# Exercise brief:
Give the number of lines in the listing that contain "revenue", with no other words.

# Dataset entries:
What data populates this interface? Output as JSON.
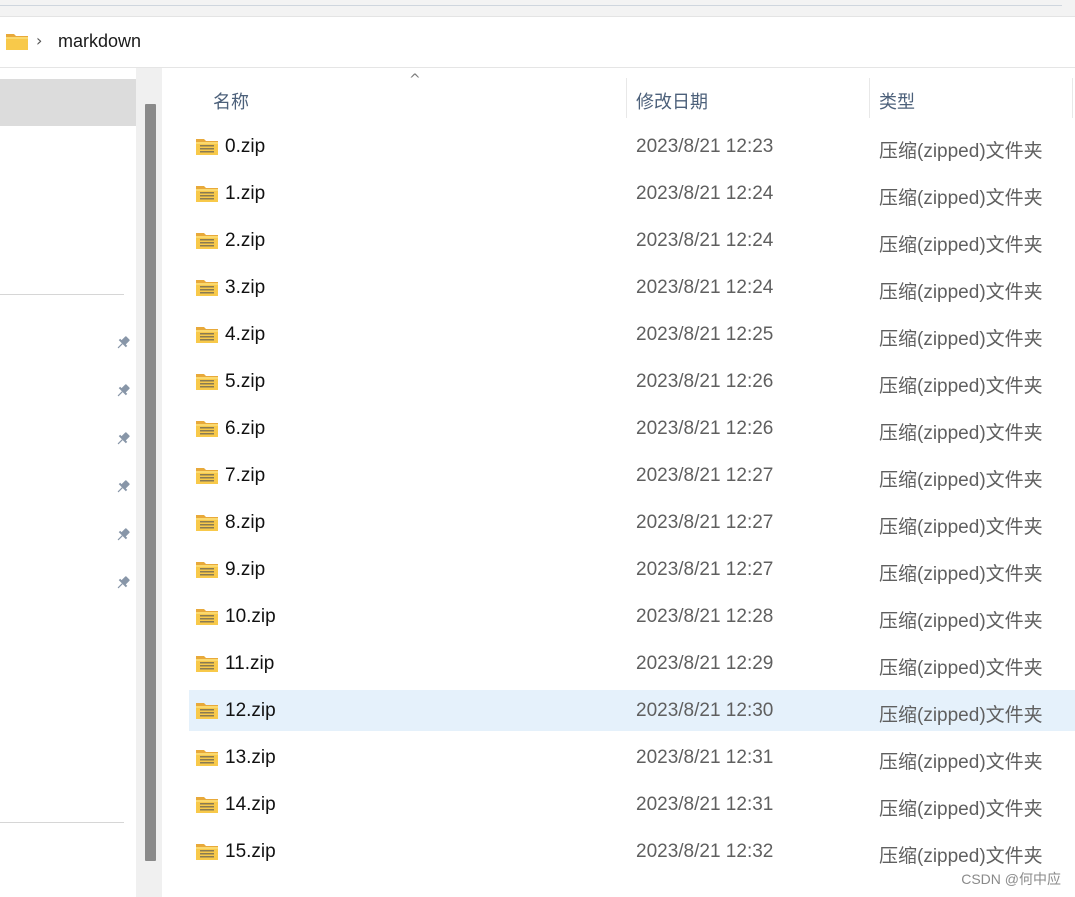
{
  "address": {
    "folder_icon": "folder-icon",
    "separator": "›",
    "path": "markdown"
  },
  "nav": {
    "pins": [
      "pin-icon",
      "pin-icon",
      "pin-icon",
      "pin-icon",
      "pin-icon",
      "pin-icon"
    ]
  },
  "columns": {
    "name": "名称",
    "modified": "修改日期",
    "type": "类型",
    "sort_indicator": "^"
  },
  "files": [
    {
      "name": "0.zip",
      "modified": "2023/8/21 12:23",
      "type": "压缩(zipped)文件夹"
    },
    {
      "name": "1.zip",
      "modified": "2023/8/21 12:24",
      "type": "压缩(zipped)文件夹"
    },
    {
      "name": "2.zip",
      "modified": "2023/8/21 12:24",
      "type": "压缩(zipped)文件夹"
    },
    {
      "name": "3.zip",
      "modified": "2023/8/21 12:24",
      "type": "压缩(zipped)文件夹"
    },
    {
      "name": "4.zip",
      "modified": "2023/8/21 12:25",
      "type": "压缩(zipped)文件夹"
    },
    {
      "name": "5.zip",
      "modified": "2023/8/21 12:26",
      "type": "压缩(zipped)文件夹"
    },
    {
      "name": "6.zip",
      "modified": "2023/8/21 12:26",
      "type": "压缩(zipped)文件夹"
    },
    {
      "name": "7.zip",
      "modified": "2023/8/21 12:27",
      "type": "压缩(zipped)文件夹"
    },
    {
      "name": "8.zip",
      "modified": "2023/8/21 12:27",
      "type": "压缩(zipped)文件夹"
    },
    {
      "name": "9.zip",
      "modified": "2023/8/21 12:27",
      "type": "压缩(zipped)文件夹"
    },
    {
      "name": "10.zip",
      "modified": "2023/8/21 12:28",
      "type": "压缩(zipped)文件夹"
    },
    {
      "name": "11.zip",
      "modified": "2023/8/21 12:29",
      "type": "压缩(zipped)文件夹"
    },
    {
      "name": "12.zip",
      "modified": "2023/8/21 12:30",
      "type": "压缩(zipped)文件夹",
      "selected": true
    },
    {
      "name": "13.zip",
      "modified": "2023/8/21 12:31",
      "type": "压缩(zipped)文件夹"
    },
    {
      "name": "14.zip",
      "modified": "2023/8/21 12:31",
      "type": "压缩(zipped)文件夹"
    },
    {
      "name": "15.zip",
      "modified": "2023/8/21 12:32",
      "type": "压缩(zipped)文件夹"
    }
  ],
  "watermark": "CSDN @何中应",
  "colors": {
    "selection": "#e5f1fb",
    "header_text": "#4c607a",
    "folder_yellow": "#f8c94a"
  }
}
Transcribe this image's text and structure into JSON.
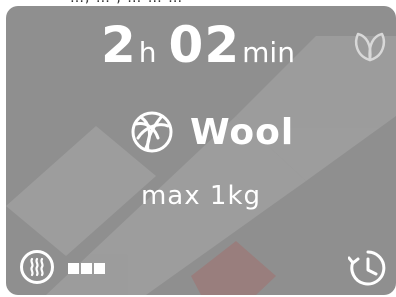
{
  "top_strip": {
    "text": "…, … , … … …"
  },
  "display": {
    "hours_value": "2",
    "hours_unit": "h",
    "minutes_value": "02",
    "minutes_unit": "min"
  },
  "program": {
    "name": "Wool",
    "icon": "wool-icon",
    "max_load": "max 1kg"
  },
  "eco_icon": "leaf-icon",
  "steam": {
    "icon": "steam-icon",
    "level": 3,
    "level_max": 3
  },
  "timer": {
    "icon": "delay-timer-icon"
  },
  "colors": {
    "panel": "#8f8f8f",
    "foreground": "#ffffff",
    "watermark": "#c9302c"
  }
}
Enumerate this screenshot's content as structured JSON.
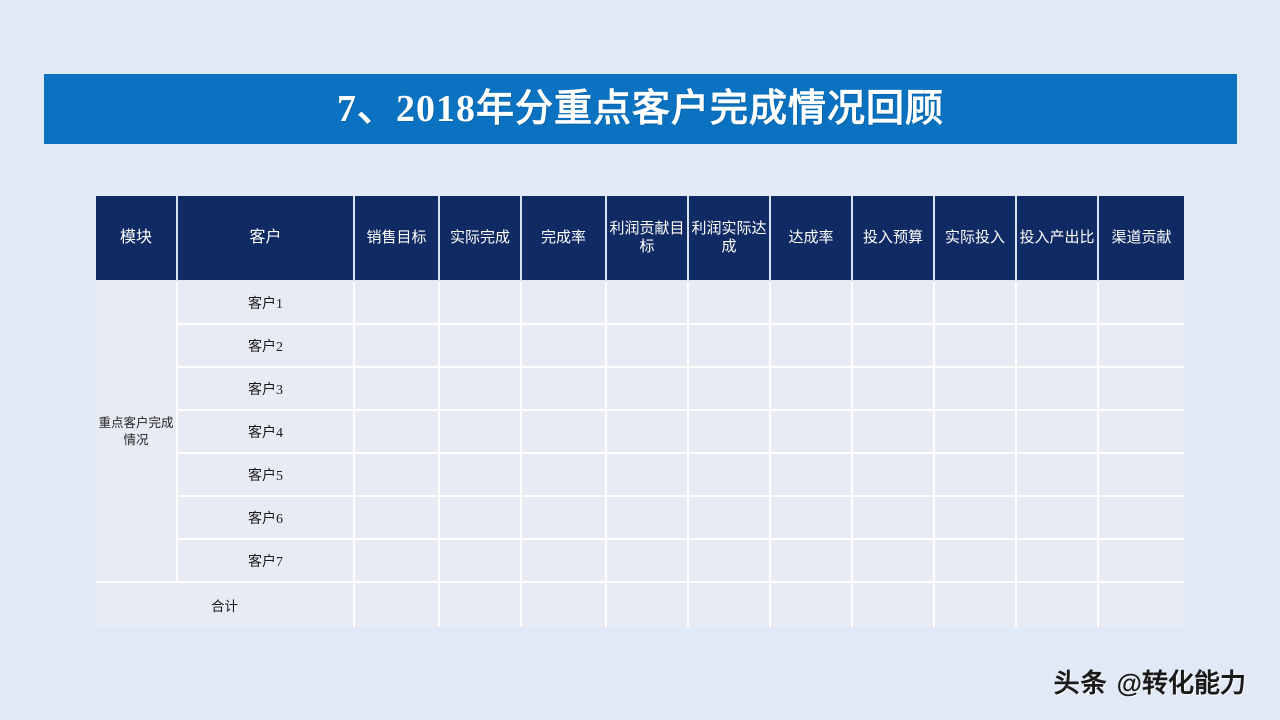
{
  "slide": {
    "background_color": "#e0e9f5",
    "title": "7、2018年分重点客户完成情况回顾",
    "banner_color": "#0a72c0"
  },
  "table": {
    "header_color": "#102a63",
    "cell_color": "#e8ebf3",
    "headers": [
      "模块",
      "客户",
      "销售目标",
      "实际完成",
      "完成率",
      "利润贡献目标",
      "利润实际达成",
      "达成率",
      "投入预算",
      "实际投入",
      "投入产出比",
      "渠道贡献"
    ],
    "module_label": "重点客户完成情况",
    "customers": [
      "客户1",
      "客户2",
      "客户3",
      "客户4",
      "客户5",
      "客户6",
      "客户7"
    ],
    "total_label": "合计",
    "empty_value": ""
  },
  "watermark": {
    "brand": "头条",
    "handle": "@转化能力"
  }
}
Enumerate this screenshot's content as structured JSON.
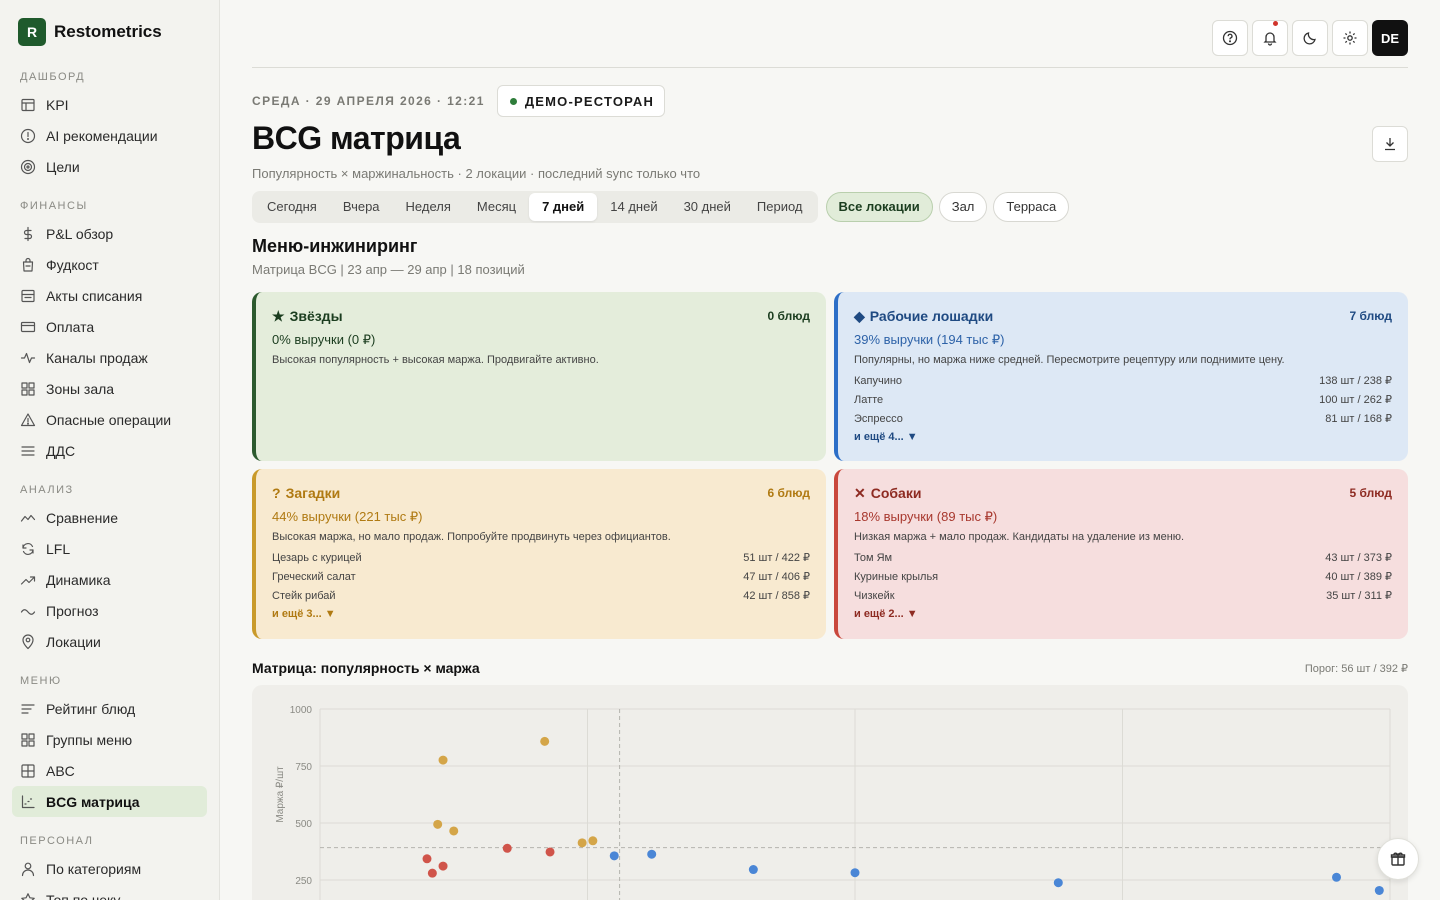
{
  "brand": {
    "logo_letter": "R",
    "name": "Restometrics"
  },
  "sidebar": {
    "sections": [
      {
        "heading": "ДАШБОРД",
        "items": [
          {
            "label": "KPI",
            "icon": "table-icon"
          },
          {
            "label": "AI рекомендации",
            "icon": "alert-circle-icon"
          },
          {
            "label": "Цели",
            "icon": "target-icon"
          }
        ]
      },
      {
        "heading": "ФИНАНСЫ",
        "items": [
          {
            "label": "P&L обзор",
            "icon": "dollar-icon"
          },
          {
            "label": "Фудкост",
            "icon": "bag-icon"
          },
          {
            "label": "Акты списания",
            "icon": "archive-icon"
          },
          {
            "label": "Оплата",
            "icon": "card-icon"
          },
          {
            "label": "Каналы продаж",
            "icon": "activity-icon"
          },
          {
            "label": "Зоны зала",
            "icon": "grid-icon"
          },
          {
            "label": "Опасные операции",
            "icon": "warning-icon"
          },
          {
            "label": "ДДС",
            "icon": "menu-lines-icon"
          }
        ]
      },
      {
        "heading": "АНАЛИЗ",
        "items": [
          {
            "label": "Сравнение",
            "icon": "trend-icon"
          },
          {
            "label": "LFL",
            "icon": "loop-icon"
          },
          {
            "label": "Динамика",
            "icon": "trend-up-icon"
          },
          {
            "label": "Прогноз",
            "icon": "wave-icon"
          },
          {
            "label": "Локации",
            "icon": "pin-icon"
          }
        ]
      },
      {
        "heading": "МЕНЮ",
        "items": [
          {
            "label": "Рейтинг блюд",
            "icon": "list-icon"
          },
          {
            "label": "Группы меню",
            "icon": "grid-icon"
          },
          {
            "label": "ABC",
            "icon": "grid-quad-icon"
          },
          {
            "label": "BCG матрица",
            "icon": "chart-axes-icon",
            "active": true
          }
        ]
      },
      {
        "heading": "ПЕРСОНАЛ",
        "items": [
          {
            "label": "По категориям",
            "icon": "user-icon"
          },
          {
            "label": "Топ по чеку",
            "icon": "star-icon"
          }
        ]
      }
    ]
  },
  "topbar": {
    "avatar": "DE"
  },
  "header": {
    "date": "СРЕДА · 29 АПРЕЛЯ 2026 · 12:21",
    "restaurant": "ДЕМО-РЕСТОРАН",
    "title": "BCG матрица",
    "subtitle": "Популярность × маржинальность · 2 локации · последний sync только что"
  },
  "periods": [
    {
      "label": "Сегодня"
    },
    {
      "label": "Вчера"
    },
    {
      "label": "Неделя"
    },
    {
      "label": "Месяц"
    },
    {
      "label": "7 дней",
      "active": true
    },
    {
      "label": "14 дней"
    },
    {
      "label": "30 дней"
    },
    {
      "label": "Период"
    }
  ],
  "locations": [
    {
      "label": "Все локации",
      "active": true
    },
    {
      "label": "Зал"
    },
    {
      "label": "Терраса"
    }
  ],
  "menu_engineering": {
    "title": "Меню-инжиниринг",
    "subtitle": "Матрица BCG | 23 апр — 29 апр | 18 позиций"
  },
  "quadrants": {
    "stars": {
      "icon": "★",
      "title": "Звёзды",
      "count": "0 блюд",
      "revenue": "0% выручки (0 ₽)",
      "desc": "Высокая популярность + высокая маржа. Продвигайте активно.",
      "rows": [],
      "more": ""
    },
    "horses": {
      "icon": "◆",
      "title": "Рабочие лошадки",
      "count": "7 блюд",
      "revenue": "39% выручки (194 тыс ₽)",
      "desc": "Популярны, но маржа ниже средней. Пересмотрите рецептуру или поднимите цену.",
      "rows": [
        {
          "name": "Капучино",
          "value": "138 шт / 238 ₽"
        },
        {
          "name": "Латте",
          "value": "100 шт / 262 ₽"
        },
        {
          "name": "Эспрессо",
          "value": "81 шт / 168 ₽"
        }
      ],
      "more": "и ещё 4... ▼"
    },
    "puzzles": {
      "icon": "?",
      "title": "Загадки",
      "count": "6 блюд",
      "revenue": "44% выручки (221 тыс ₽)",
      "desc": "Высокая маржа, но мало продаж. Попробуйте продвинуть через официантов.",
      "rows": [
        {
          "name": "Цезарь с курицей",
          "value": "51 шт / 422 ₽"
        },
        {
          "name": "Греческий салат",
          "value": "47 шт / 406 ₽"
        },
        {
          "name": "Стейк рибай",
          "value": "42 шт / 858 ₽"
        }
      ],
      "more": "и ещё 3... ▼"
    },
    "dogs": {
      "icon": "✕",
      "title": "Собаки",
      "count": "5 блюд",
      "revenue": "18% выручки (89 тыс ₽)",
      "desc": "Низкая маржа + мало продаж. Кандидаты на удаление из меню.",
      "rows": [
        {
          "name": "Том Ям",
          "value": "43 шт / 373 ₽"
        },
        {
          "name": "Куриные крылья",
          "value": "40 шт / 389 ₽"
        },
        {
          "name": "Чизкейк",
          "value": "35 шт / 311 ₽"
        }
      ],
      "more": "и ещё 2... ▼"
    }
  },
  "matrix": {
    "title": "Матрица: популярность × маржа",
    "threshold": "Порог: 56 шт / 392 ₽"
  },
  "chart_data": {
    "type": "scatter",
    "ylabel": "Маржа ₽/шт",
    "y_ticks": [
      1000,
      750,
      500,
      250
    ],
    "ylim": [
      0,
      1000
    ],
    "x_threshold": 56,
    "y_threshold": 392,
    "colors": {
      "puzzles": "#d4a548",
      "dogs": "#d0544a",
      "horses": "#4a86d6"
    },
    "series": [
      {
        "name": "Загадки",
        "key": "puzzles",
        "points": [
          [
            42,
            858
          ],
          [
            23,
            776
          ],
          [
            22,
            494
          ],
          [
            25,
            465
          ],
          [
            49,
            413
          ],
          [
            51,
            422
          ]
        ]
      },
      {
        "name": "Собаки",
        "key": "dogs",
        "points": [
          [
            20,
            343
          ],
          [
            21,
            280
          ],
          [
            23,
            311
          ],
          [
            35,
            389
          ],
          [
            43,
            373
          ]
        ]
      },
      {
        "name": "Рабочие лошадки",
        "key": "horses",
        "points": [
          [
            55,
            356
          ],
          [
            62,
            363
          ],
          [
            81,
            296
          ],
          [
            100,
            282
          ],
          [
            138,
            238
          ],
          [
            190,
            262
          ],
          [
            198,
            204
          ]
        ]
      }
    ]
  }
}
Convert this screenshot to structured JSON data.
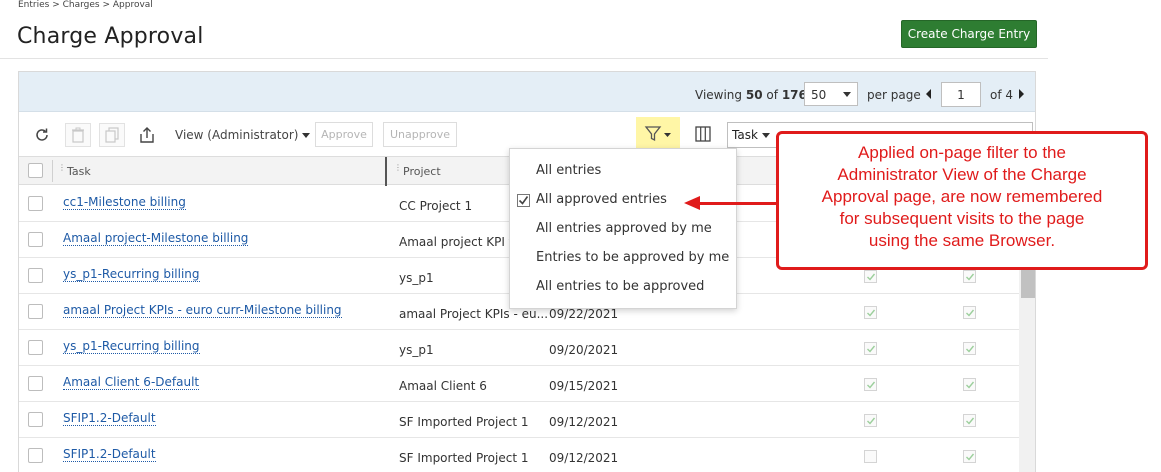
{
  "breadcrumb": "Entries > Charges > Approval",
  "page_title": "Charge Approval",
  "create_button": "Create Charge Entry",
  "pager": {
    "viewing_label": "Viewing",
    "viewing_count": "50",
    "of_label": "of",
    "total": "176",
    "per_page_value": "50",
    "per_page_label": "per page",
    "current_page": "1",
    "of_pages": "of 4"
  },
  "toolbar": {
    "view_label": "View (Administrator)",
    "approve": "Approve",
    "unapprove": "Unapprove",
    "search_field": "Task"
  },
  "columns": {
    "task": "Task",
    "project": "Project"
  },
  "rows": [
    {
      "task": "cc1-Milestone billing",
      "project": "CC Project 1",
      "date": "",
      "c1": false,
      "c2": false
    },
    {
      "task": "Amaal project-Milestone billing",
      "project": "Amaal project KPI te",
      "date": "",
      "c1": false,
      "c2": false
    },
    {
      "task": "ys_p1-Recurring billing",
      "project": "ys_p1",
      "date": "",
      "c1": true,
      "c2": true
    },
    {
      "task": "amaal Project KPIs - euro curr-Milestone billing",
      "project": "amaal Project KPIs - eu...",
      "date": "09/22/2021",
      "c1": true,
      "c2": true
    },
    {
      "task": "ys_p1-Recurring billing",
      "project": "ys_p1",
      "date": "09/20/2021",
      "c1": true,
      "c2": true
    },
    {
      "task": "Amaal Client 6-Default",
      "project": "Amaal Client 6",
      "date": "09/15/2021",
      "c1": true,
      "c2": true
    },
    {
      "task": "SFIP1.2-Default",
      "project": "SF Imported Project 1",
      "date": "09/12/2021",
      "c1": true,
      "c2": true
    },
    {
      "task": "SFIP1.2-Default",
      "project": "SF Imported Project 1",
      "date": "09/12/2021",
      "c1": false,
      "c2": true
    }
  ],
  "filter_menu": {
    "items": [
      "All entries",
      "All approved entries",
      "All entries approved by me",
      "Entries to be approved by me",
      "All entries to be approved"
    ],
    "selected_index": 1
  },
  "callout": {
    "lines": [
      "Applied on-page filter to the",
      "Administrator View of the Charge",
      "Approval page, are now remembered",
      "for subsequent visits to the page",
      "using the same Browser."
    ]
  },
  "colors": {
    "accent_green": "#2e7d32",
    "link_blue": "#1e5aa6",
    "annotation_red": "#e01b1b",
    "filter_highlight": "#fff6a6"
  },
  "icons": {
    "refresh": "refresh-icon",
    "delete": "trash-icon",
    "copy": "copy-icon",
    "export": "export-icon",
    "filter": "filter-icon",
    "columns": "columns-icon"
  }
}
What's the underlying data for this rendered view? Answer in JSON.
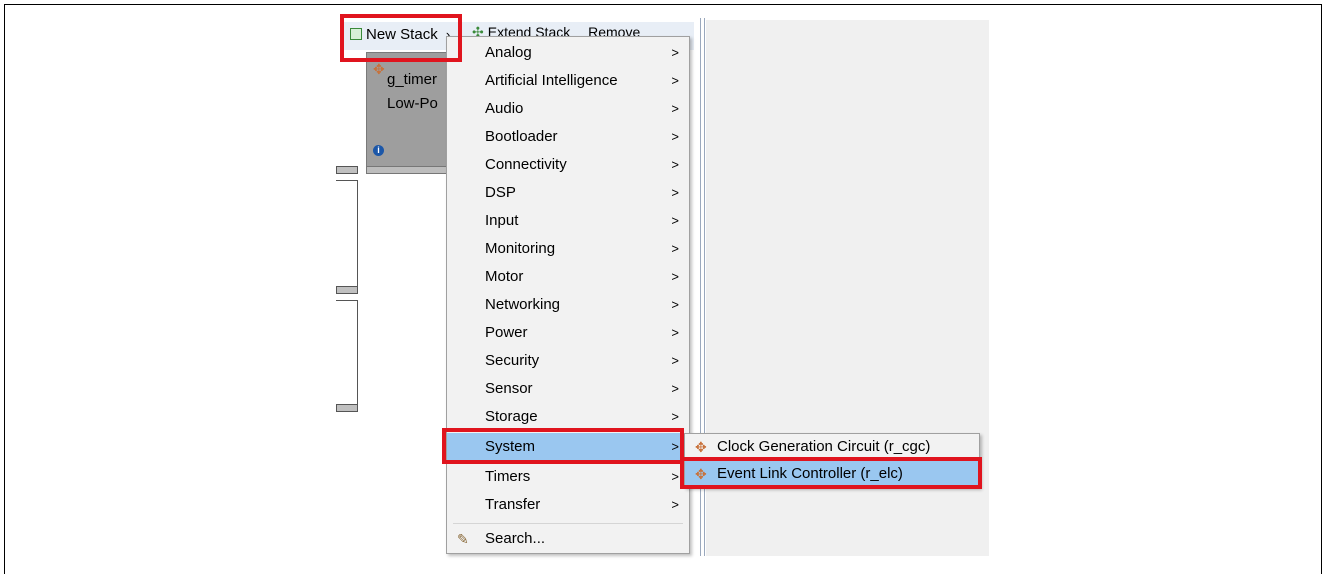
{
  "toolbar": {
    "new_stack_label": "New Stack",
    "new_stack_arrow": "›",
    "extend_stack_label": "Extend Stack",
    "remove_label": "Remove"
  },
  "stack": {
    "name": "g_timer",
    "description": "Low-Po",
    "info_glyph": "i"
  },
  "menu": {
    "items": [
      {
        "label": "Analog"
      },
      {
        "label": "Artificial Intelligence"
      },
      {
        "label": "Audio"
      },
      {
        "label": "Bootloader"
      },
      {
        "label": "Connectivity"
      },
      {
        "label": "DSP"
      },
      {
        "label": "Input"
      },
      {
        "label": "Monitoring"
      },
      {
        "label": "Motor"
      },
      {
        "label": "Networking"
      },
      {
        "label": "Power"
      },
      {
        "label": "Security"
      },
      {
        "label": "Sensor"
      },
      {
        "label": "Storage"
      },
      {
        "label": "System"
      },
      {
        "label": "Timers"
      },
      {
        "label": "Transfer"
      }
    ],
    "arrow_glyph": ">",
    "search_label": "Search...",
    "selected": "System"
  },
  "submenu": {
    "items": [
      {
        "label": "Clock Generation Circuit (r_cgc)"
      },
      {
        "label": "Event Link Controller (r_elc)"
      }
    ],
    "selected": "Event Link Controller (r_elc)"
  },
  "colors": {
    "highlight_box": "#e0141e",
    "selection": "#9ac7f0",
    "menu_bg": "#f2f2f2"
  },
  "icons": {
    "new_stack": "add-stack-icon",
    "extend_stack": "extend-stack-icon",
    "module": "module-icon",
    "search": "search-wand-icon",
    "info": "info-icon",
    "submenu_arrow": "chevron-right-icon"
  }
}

# Answer box:
4